By Staff writer
Telkom, which is undergoing a series of interventions to fix the ailing business, is turning to outsourcing to cut fat in the company as part of its turnaround strategy and on Thursday named its partners to take over the running of the non-core assets. They include Barloworld Logistics, Bidvest and WNS.
The company has been engaging with organised labour on the outsourcing of various business elements, as announced in February.
Telkom revealed on Thursday that it has identified a series of actions to unlock further cost efficiencies and improve customer service, in line with the company’s multi-year turnaround strategy. One such action involves outsourcing certain assets as going concerns.
Telkom’s call centre operations and staff are to be outsourced, as well as certain legacy IT billing systems, an internal printing division and the network and operations and retail supply chain sections.
Telkom has completed a stringent procurement process and has identified WNS as its preferred partner to undertake Telkom’s fixed line call centre operations.
Telkom spokesperson, Jacqui O’Sullivan, said the outsourcing was a critical step in Telkom’s focus on the customer.
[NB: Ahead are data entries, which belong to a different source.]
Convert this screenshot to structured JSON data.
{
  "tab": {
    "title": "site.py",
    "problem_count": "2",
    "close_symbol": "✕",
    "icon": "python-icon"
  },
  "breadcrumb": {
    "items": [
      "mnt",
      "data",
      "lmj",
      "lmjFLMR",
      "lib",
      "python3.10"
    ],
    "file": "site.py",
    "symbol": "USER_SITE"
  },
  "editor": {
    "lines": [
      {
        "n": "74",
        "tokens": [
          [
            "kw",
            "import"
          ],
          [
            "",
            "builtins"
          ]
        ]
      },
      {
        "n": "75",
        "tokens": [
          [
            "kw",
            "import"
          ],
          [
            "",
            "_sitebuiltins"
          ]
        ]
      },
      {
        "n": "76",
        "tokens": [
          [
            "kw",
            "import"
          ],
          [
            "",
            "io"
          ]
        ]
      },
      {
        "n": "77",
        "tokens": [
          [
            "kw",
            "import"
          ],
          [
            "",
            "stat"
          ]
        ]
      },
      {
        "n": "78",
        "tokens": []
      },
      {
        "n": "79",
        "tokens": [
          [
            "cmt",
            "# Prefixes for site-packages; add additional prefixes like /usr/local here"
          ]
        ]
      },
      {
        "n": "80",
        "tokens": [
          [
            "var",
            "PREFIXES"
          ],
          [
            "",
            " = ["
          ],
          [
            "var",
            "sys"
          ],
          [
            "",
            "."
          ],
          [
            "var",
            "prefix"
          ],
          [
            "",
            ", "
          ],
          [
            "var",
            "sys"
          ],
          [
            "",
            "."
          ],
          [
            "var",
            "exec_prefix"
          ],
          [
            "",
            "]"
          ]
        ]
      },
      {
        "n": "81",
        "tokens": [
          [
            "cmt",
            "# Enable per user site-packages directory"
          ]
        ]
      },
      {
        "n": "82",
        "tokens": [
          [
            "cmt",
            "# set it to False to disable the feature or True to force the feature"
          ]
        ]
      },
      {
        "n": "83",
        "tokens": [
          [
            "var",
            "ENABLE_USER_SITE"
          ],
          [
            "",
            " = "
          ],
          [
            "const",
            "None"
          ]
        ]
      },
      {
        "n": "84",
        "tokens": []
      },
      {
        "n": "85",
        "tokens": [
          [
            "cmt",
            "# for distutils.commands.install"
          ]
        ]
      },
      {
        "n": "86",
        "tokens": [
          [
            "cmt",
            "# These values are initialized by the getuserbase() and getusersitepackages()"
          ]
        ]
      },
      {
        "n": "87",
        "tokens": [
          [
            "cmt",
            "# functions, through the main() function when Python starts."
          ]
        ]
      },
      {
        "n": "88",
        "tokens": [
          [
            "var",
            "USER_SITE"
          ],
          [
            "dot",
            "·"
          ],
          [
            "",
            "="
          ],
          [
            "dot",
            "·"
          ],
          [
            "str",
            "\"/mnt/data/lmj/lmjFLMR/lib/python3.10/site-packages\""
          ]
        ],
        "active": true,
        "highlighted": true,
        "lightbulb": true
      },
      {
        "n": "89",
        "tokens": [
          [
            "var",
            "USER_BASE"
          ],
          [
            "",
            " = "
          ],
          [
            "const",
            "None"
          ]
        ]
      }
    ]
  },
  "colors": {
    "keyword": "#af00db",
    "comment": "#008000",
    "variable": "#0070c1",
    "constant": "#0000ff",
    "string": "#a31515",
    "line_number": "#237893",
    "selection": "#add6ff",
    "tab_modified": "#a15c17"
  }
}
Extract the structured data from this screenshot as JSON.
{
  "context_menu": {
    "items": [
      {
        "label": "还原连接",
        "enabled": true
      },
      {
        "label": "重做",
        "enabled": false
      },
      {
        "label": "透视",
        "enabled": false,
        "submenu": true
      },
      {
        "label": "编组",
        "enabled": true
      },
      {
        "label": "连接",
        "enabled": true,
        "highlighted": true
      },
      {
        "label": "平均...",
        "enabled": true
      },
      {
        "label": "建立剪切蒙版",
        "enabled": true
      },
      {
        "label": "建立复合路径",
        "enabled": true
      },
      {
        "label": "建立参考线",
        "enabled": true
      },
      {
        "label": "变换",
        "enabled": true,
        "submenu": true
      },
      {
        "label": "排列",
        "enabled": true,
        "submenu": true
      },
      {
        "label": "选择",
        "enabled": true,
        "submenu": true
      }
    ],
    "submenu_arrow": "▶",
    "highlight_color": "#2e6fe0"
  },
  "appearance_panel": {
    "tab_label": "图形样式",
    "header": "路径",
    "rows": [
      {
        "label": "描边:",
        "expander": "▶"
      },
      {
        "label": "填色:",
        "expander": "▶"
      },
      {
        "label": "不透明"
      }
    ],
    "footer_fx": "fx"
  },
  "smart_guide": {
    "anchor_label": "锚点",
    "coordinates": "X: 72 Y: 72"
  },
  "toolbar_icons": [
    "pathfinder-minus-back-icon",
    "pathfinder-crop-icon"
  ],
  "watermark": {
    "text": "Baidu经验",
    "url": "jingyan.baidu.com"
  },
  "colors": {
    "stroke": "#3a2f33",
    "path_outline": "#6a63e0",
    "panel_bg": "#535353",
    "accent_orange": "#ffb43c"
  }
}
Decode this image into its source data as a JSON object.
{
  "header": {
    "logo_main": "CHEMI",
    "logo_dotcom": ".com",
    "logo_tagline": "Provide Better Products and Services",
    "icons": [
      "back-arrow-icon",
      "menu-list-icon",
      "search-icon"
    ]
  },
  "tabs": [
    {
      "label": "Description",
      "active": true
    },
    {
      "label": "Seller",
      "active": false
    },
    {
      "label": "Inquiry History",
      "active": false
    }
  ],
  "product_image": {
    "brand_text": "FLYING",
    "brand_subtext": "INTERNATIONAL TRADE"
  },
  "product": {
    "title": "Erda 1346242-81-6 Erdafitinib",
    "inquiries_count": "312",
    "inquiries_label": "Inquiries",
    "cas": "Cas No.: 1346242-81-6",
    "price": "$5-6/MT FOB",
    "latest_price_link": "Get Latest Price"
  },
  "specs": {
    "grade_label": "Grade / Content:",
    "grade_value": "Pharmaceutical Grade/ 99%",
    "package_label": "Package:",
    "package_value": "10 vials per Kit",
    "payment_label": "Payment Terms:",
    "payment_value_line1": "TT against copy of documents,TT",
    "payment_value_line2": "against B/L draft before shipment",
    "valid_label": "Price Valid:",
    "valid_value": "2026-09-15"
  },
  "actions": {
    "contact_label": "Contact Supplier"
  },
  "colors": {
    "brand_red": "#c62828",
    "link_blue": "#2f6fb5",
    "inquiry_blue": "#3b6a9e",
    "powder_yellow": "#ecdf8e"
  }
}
“To succeed, everyone at Telkom has to put the interests of the customer at the heart of everything we do. Our customers are the core of our business, but running call centres is not. We know that customers will benefit from a focused and consistent service that a professional call centre organisation can offer. For this reason, we are confident this is the correct action to take,” she said.
Similarly Barloworld Logistics has been identified to undertake the management of 25 Telkom warehouses in the supply chain area of the business.
It is proposed that the IT legacy systems will be managed by ASAJE. Bidvest has been identified to take over internal printing services, and Ingram Micro the supply chain in the retail area of the business.
The outsourcing will only affect 1 300 Telkom employees.
The company said it is committed to a fair, objective and transparent process involving organised labour.
Sipho Maseko, who was appointed in 2013 as Telkom boss, has been seeking ways to cut fat in the business, a necessary step as this bulge has drained its profitability for years and led to a number of executives being axed when they couldn’t rescue the business.
Since he was appointed, Maseko and his executives in Pretoria have been quietly plotting ways to cut Telkom’s costs and haul the company back into the black.
He hopes to save as much as R1bn every year through cost cutting, a move that will inevitably include layoffs. Over five years, this means Telkom could save R5bn — enough to regain its profitability, and provide shareholder value.
What is clear, however, is that the “painful steps” that Maseko is prepared to take will place him and the company on a collision course with the unions, and it could be quite a dramatic run-in.
However, the company on Thursday assured workers that retrenchments will be a last resort. “When Telkom initially embarked on its turnaround strategy, the Company stated that it would look at alternatives, such as joint ventures, to ensure that job losses would only be implemented as the last resort.”